L A Perles*, U Titt, D Mirkovic, R Mohan, UT MD Anderson Cancer Center, Houston, TXSU-E-T-297 Sunday 3:00PM - 6:00PM Room: Exhibit Hall
Purpose: To develop a method to model the cell inactivation caused by photons or light ions irradiation that accurately describes the survival curves for various linear energy transfer (LET) as well as high dose survival curves.
Methods: We adapted the law of mass action widely used in physical chemistry to model the cell inactivation process through a differential equation. Its solution depends on two parameters, D₀ and p. D₀ is positive and represents the dose that causes a survival of 37%; p is a dimensionless parameter equal or greater to 1. We evaluated our model using data available in the literature for four human cancer cell lines (DU-145, CP3, U1690 and H460) exposed to ¹³⁷Cs and doses up to 20 Gy; and to V79 cells exposed to 240 kVp x-rays and to light ions (protons, deuterons and ³He) of various LET ranging from 10 to 105 keV um⁻¹.
Results: Our model was capable to fit survival curves for the human cancer cell lines up to 20 Gy as good as the linear quadratic model. D₀ was determined with uncertainty better than 4% and ranged from 2.7 to 3.8 Gy; p was determined with uncertainty better than 6% and ranged from 1.3 to 1.7. For the V79 data, the parameters D₀ and p exhibited a well-defined exponential dependence on the LET. Also, the p was found to approach 1 asymptotically, as predicted by the theory. The RBE as a function of LET was also accurately determined.
Conclusion: The adapted law of mass action for the radiobiology provides an accurate model to study the cell survival curves under various conditions. Furthermore, it sets useful limits to the parameters that could be verified experimentally.

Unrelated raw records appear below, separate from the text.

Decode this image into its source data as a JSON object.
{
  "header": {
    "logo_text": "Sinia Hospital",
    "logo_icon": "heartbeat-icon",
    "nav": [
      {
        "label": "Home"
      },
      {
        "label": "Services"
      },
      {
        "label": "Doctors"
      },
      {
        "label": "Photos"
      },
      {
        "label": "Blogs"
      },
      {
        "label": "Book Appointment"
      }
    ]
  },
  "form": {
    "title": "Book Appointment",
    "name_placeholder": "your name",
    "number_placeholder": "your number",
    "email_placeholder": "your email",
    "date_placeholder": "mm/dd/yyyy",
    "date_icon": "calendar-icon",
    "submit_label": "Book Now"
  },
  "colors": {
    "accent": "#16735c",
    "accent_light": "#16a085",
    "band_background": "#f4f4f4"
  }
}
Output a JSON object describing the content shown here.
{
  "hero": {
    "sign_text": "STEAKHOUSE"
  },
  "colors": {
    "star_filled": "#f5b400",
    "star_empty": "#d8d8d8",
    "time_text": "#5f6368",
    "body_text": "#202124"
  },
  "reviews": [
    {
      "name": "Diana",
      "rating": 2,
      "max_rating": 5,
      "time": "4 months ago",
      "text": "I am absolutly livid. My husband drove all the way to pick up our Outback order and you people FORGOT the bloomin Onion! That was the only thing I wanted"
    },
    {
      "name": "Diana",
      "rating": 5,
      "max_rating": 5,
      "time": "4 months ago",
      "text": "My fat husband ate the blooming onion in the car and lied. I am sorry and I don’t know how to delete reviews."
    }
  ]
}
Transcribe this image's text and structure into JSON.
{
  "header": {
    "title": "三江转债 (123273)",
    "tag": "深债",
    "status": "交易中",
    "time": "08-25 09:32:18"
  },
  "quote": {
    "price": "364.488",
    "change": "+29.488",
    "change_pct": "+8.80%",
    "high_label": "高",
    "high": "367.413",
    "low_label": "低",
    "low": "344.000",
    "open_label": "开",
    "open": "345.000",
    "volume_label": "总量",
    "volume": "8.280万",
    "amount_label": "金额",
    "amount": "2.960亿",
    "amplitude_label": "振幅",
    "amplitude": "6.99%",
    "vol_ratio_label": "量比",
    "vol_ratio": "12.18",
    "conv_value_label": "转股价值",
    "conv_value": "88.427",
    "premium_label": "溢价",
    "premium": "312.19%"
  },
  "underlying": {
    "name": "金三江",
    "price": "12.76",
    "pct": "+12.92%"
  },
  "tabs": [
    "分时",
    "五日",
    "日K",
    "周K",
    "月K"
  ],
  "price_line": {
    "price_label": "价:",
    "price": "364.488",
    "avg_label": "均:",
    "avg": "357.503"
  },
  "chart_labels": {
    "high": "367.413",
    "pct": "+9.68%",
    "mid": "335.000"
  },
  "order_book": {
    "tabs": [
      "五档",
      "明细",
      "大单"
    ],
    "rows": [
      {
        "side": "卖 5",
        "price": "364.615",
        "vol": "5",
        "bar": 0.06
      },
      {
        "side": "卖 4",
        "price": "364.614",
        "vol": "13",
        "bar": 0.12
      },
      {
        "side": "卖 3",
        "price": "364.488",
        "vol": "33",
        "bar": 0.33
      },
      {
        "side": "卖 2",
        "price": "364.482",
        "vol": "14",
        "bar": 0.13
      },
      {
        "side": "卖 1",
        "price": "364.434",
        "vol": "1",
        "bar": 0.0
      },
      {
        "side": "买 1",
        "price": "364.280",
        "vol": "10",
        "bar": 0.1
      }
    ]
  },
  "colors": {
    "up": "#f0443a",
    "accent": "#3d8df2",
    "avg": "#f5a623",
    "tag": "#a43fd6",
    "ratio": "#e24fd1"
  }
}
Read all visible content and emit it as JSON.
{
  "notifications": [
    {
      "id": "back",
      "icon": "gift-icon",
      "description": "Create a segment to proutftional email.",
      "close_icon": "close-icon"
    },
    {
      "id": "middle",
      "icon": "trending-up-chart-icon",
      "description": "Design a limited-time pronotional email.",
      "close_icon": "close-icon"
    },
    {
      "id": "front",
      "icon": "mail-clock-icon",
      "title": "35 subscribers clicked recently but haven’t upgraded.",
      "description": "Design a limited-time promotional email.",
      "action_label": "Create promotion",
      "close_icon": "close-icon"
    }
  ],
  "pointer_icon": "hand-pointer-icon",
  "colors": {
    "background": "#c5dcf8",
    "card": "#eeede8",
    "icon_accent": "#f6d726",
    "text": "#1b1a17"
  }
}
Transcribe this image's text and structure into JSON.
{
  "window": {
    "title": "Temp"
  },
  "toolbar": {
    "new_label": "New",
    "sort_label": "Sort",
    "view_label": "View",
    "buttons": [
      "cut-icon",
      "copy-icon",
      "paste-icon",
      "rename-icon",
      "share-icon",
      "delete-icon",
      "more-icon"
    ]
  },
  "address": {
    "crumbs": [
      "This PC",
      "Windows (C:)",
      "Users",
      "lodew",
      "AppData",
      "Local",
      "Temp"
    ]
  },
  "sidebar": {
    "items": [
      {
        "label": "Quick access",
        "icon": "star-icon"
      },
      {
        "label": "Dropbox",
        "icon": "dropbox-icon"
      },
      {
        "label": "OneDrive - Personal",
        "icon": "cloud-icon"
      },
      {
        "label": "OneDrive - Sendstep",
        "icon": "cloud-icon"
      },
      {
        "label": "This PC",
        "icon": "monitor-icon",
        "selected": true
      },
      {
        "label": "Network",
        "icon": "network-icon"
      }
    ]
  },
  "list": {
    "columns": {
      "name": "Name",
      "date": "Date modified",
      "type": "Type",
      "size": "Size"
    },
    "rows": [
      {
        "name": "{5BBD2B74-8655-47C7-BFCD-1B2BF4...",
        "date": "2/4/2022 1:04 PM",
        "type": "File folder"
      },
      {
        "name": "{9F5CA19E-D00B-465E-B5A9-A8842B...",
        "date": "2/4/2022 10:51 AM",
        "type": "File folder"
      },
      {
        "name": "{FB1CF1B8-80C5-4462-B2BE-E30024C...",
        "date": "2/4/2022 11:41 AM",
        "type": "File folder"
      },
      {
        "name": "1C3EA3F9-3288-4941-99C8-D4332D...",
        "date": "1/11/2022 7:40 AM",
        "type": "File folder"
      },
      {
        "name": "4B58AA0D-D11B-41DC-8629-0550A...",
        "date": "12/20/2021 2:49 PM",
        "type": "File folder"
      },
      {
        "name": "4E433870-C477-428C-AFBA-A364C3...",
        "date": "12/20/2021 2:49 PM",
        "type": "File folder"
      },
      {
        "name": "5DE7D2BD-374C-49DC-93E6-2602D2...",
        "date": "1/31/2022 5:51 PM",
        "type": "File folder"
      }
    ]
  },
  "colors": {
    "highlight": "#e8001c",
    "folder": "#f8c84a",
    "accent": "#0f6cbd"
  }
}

Funding Support, Disclosures, and Conflict of Interest: NCI grant P01CA021239